> **Given records**:

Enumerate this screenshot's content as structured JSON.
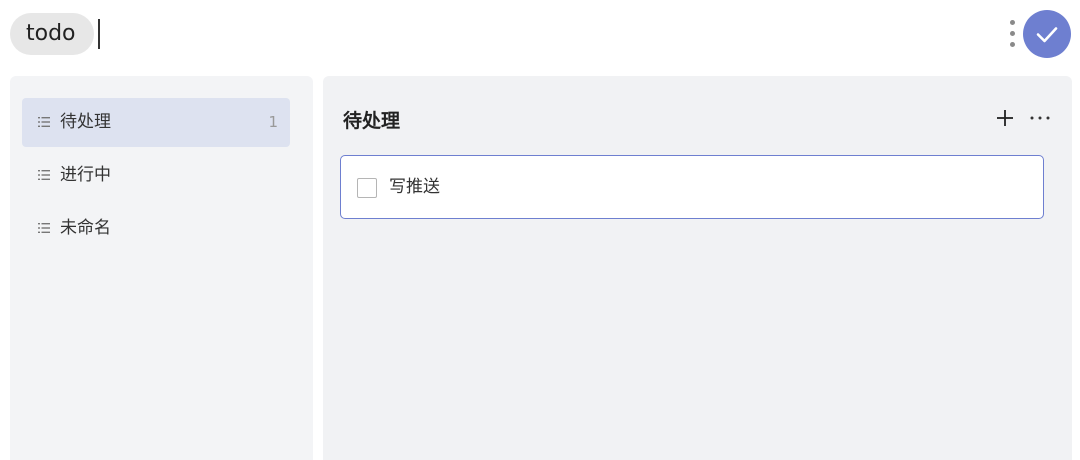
{
  "header": {
    "title": "todo",
    "more_icon": "more-vertical-icon",
    "confirm_icon": "check-icon",
    "accent_color": "#6e7fd0"
  },
  "sidebar": {
    "items": [
      {
        "label": "待处理",
        "count": "1",
        "icon": "list-icon",
        "active": true
      },
      {
        "label": "进行中",
        "count": "",
        "icon": "list-icon",
        "active": false
      },
      {
        "label": "未命名",
        "count": "",
        "icon": "list-icon",
        "active": false
      }
    ]
  },
  "main": {
    "title": "待处理",
    "add_icon": "plus-icon",
    "more_icon": "more-horizontal-icon",
    "tasks": [
      {
        "label": "写推送",
        "checked": false
      }
    ]
  }
}
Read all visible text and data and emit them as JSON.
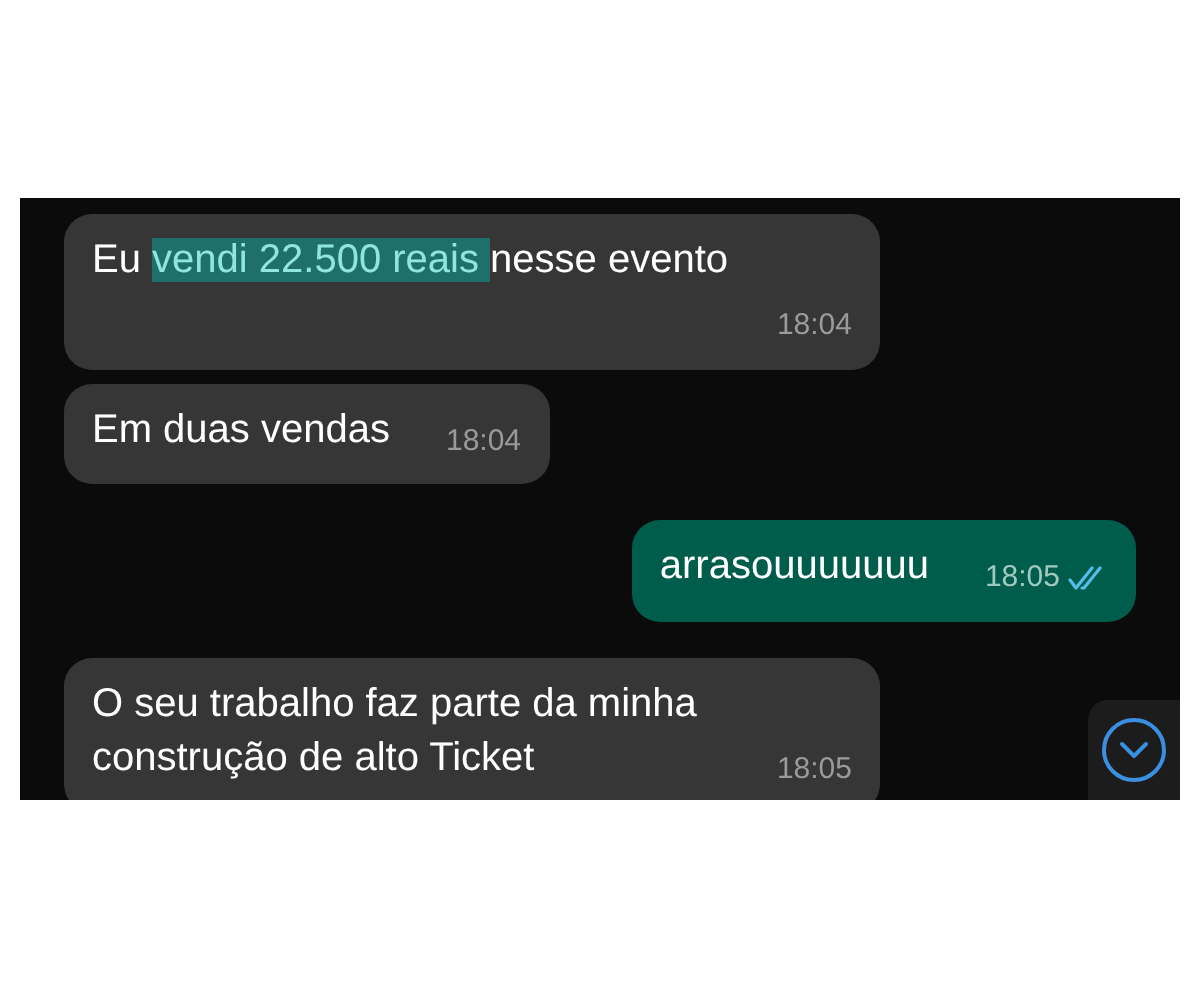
{
  "messages": [
    {
      "outgoing": false,
      "parts": [
        {
          "text": "Eu "
        },
        {
          "text": "vendi 22.500 reais ",
          "highlighted": true
        },
        {
          "text": "nesse evento"
        }
      ],
      "time": "18:04"
    },
    {
      "outgoing": false,
      "parts": [
        {
          "text": "Em duas vendas"
        }
      ],
      "time": "18:04"
    },
    {
      "outgoing": true,
      "parts": [
        {
          "text": "arrasouuuuuuu"
        }
      ],
      "time": "18:05",
      "read": true
    },
    {
      "outgoing": false,
      "parts": [
        {
          "text": "O seu trabalho faz parte da minha construção de alto Ticket"
        }
      ],
      "time": "18:05"
    }
  ]
}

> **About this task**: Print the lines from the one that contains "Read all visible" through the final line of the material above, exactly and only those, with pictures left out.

> **Answer for this exercise**:
Read all visible text and data and emit them as JSON.
{
  "messages": [
    {
      "outgoing": false,
      "parts": [
        {
          "text": "Eu "
        },
        {
          "text": "vendi 22.500 reais ",
          "highlighted": true
        },
        {
          "text": "nesse evento"
        }
      ],
      "time": "18:04"
    },
    {
      "outgoing": false,
      "parts": [
        {
          "text": "Em duas vendas"
        }
      ],
      "time": "18:04"
    },
    {
      "outgoing": true,
      "parts": [
        {
          "text": "arrasouuuuuuu"
        }
      ],
      "time": "18:05",
      "read": true
    },
    {
      "outgoing": false,
      "parts": [
        {
          "text": "O seu trabalho faz parte da minha construção de alto Ticket"
        }
      ],
      "time": "18:05"
    }
  ]
}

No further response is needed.